Moreover, the sector’s consistent performance delivering attractive risk-adjusted returns continues to attract a lot of capital to the sector. “[Investors] are seeing the consistent performance of student housing from a revenue and NOI perspective,” said American Campus Communities CEO Bill Bayless during a panel discussion at the 2017 NMHC Student Housing Conference & Exposition.
However, the capital today is different today than five years ago. Many student housing executives say the bulk of their capital partners today are people with whom they were not working even two years ago. Large, foreign institutional investors are playing a prominent role in the market, accounting now for 51 percent of the capital in the market.

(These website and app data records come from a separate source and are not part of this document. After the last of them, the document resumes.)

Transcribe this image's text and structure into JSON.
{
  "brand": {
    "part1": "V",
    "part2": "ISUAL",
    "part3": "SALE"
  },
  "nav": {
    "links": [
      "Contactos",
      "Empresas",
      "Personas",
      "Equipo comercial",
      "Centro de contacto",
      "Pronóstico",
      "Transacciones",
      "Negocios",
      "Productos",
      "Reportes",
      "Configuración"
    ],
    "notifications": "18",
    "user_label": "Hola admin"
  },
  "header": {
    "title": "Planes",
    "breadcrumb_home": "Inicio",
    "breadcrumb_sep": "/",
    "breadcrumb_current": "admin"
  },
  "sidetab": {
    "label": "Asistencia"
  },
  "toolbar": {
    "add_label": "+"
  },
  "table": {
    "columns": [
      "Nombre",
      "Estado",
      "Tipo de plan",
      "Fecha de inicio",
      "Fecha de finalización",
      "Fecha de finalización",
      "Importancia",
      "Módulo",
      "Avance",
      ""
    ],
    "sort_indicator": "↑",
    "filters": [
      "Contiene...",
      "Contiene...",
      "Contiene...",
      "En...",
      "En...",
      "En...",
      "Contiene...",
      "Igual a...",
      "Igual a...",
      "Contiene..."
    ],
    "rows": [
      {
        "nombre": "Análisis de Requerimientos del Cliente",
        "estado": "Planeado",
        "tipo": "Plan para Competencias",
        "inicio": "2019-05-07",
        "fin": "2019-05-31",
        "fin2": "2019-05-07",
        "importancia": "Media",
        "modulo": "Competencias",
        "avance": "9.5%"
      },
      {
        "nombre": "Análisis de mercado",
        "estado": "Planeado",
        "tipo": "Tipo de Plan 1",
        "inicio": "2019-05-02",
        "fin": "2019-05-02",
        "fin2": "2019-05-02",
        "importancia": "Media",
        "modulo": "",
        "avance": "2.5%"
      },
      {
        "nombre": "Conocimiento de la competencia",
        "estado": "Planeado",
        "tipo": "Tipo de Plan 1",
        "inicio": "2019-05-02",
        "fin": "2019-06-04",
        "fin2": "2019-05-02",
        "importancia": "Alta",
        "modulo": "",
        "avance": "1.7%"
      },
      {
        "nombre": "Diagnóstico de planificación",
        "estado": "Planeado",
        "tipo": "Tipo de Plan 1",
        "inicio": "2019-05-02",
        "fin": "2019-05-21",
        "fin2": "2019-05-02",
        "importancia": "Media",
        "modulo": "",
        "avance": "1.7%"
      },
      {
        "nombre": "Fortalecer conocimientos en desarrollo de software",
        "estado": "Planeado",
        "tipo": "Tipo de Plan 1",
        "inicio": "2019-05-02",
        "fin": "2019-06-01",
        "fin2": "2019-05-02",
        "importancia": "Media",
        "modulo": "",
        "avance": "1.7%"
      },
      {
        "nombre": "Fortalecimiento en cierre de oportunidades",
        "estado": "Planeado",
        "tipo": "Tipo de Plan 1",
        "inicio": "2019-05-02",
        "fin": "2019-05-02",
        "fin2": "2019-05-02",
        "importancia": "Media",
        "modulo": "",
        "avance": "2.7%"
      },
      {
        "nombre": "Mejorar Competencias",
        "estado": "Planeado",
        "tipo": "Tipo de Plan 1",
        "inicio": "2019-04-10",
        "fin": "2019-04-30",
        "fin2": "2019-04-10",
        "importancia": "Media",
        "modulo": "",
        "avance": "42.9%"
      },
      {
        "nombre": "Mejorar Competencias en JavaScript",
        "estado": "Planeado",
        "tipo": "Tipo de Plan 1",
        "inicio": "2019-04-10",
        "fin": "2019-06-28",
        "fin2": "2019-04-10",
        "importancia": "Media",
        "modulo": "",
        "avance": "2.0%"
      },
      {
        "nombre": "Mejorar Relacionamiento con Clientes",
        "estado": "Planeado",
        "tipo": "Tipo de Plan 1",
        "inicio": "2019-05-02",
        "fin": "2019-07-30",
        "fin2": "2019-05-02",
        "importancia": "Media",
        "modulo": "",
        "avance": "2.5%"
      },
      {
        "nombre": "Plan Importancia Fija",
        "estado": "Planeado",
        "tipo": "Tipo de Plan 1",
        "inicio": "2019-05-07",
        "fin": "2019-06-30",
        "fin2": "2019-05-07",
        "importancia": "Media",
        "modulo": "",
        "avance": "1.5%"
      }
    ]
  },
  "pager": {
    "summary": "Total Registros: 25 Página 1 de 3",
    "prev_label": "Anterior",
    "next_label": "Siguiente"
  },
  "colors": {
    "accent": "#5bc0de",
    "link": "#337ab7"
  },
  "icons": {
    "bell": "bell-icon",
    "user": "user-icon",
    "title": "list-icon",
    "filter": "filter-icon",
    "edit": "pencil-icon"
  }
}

And they are looking to take an even bigger position by doubling or even tripling their investments going forward. “The liquidity in the market today-I don’t think it’s going back in a bottle,” said David Selznick, CIO at Kayne Anderson, during another conference session. “The legitimacy of the industry has been proven and the exponential growth of the last five years has been mind blowing.”
This big influx of sophisticated capital is leaving its mark on the transactions market. “The deals are getting bigger, the companies are getting bigger and the checks are getting bigger,” said J. Wesley Rogers, president and CEO of Landmark.
Portfolio deals are clearly in favor as foreign investors looking to deploy more capital in the sector and the size of development deals is expanding, with executives saying they are seeing more development deals in the $75 million to $100 million range.